In the Usual Group, therapy was tailored to the following goals: a) absence of evidence of elevated intracardiac filling pressures; relief of orthopnea; relief of abdominal discomfort attributed to hepatosplenchnic congestion; resolution of peripheral edema, ascites, and rales; reduction of jugular venous distension to 5 cm or less above sternal angle; and b) adequate peripheral perfusion; warm extremities, if they could be achieved, and pulse pressure 25 percent or more , or, if less, the greatest which could be achieved. Either during or after hemodynamic monitoring, therapy could be adjusted to achieve the clinical goals above and further adjusted, if necessary to maintain adequate blood pressure and renal function for all patients. Patients for whom therapy was adjusted without hemodynamic monitoring could crossover for hemodynamic monitoring at any time they reached certain criteria. The criteria for crossover included: need to add intravenous inotropic agents above 3 mcg/kg/minute to prevent symptomatic hypotension; repeated inability to discontinue low-dose inotropic agents; or renal insufficiency.
In the PAC-directed hemodynamic arm, therapy was adjusted to achieve specific hemodynamic goals in addition to the clinical goals in the Usual Group. These goals could include: pulmonary capillary wedge pressure (PCWP) 15 mm Hg or less; right atrial pressure 8mm Hg or less unless PCWP is 15 mm Hg or less; maintenance of systolic blood pressure of 80 or above, except for occasional transient decreases to lower levels after oral medications.
Regardless of the goals by which therapy was adjusted in the hospital, the following conditions were met prior to discharge: 24 hours on oral medications alone without major medication change except for anticoagulation, and 48 hours after discontinuation of any intravenous inotropic medications; stable fluid balance; patient education; and home services and follow-up appointment.
Post-discharge management was the same for both groups, according to standard practice. Patients were followed for adjustment of CHF medications in their heart failure clinics at one to two weeks, four weeks, three months, and six months and more often if clinically indicated. There was a minimum of six months of follow-up.

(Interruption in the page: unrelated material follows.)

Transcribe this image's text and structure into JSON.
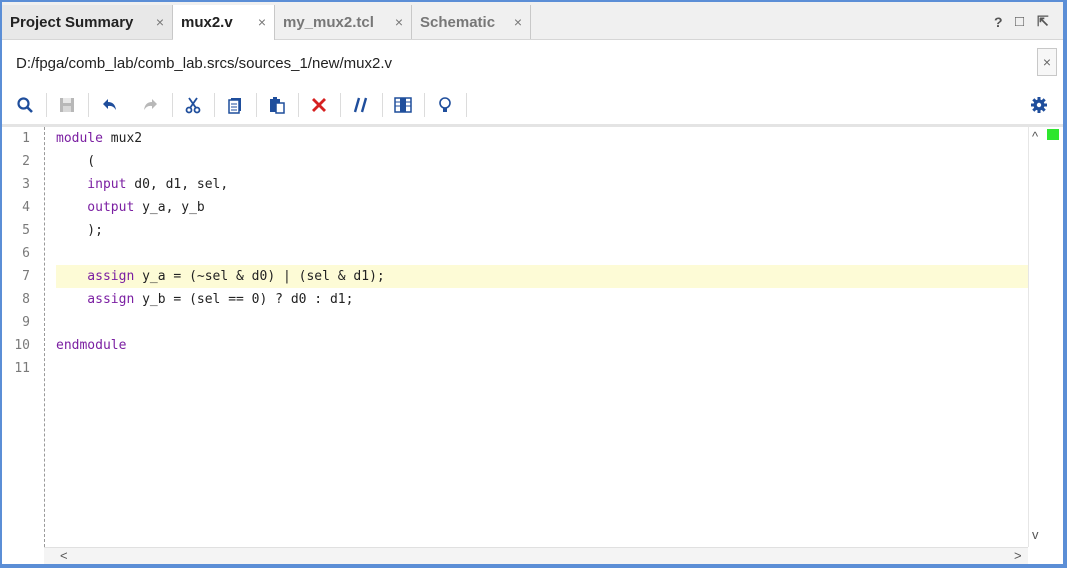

Data collection included: blood pressure and weight at each visit; electrocardiogram at pre-randomization visit and at each hospitalization; serum electrolytes; echocardiogram at randomization, at hospitalization discharge, and at six month follow-up; exercise stress tests during index hospitalization and six month follow-up; natriuretic hormone profile at randomization, discharge, and six month follow-up; medical history, endpoints, side effects, hospitalizations and quality of life; and compliance with protocol.
The study consisted of a Clinical Coordinating Center which included a network of 26 clinical units, and an echocardiographic core laboratory. The Protocol developed extended for six months, patient recruitment extended for 48 months, follow-up for six months, and data analysis for six months.
The NHLBI has awarded R01HL67691 in April 2001 as an ancillary study. The study entitled "ESCAPE Mechanistic Substudies" has its own site on this database.